Acupuncture is often times suggested to help our body align the proper hormones and blood flow to the reproductive organs, therefore, increasing success rates. In this article I would like to share some of the research articles I have found promoting acupuncture during the IVF and IUI process. I personally have had acupuncture done and I can’t express how much better I feel once it is done. It is also very relaxing. There is little to no pain involved. The needles used are so small you don’t even realize they are in you until you actually see them sticking out of your body. If you just can’t handle the “needle” part of acupuncture, (which by the way is a great way to get used to the needles since you will be giving and receiving a lot of shots), some acupuncture groups now offer cold laser acupuncture as an alternative.

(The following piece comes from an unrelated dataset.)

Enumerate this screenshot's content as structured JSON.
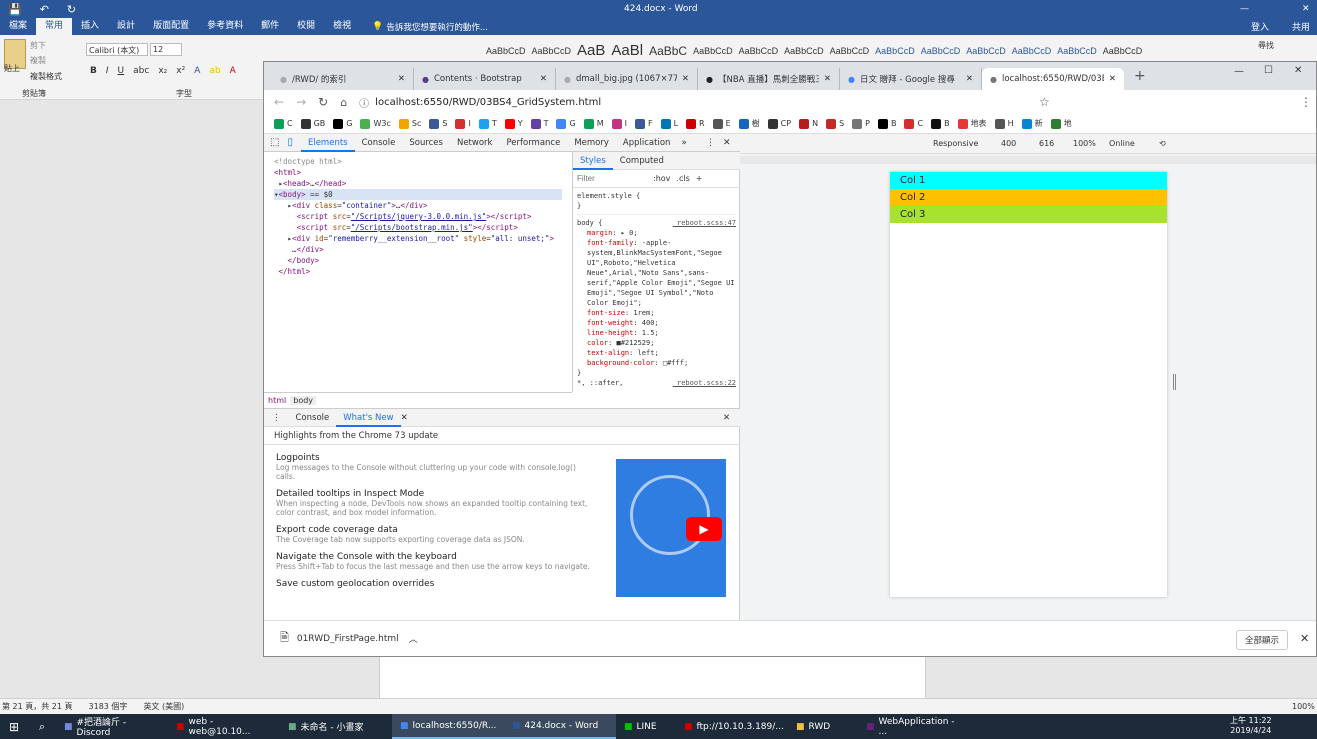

I have had both and I feel that they both have helped me personally, so it will be up to you on what you choose do have done.

Research on Acupuncture for Fertility

Research has shown that acupuncture increases the success rates for women having in-vitro fertilization – IVF – by almost 50%. The studies show that acupuncture reduces stress and increases blood flow to the reproductive organs, all of which improves the success rate of IVF and IUI. Importantly, acupuncture helps prevent cramping in the womb after IVF treatment, and this not only helps prevent expulsion of the embryo after IVF but it is also important in helping to prevent ectopic pregnancy, as well as assisting implantation of the embryo.
Acupuncture can counteract the effects of polycystic ovaries or Polycystic Ovarian Syndrome, commonly known as PCOS.
It can help women with higher than normal FSH levels to conceive naturally.
Acupuncture promotes ovulation, whether you have anovulatory cycles or amenorrhea with polycystic ovaries.
Acupuncture provides more subtle enhancements such as reducing anxiety and hot flashes, all of which is helpful for those who are taking fertility drugs.
In endometriosis the endometrial tissue found outside the womb can trigger an immune response which can prevent successful conception. In these cases acupuncture can help by dampening the specific immune response, as well as reducing painful periods commonly associated with this condition.
Many clinics had also successfully used acupuncture for low sperm count, poor morphology and slow motility.
In one study it was shown that women who used acupuncture without any other fertility treatments were just as likely to conceive in the same period of time as women who took a fertility drug.

What is Acupuncture

Acupuncture is in the insertion of ultra-thin, sterile needles into specific acupuncture points on the body which reside on channels or meridians; these are pathways in both the exterior and interior of the body. These points when needled, can regulate the way in which the body functions. Acupuncture helps the body by addressing problems that affect fertility such as the thyroid, with hypothyroidism under active thyroid or hyperthyroidism, over active thyroid.

Acupuncture combined with herbal medicine has been used for centuries to treat most causes of infertility. For example, acupuncture will not be able to treat tubal adhesions, which result from PID (pelvic inflammatory disease), or endometriosis. However, in this situation one may benefit from acupuncture and herbs, because of the potential effect of improved ovarian and follicular function. Additionally, acupuncture can increase blood flow to the endometrium, helping to create a rich thick lining inside the uterus.

Risks involved?

There are minimal risks involved with acupuncture for fertility treatment. The risk of miscarriage may increase if the incorrect acupuncture points are used during pregnancy. This is one reason why those choosing to include acupuncture in their treatment regimen should only be treated by an acupuncturist who specializes in treating fertility disorders. Acupuncture is generally safe regardless of the patients medical history.

When should I start?

Acupuncture is similar to physical therapy, the problem is not resolved after one session, it is a process-oriented method of medicinal intervention. It is better to do more sessions, then less. Patients are commonly treated for three to four months prior to IUI or IVF. This pacing of treatment seems to have a great effect.

In a study by Stener-Victorin et al from the Department of Obstetrics and Gynecology Fertility Centre, Scandinavia and University Gothenburg, women are encouraged to have acupuncture treatments pre and post embryo transfer.

Clinical observations from the Berkley Center for Reproductive Wellness suggest that most effective fertility treatments involve a combination of acupuncture, herbal medicines and traditional medicine. However, conception occasionally occurs when acupuncture and herbal medicines are used without traditional medicine.

When should I stop?

Most miscarriages occur within the first trimester (first 3 months) of pregnancy. Consequently treatment of patients through the first 12 weeks is done to help prevent the occurrence of miscarriage.

What type of Acupuncturist should I see?

 Always try to find someone who is licensed in the state in which you reside. Do your research and make sure they have a knowledge base of dealing with patients that are infertile. Don’t pick someone who mostly specializes in pain management and general problems, make sure they have a steady patient grouping dealing with fertility issues. You can visit http://www.nccaom.org to find a licensed and board certified acupuncturist in your area.

[Source: Reuter’s Health: Fertility and Sterility 2002;78:1149-1153, Dr. Mike Berkley for APA. Dr Mike Berkley is an expert in Acupuncture, herbal medicines, and traditional medicine to treat infertility.].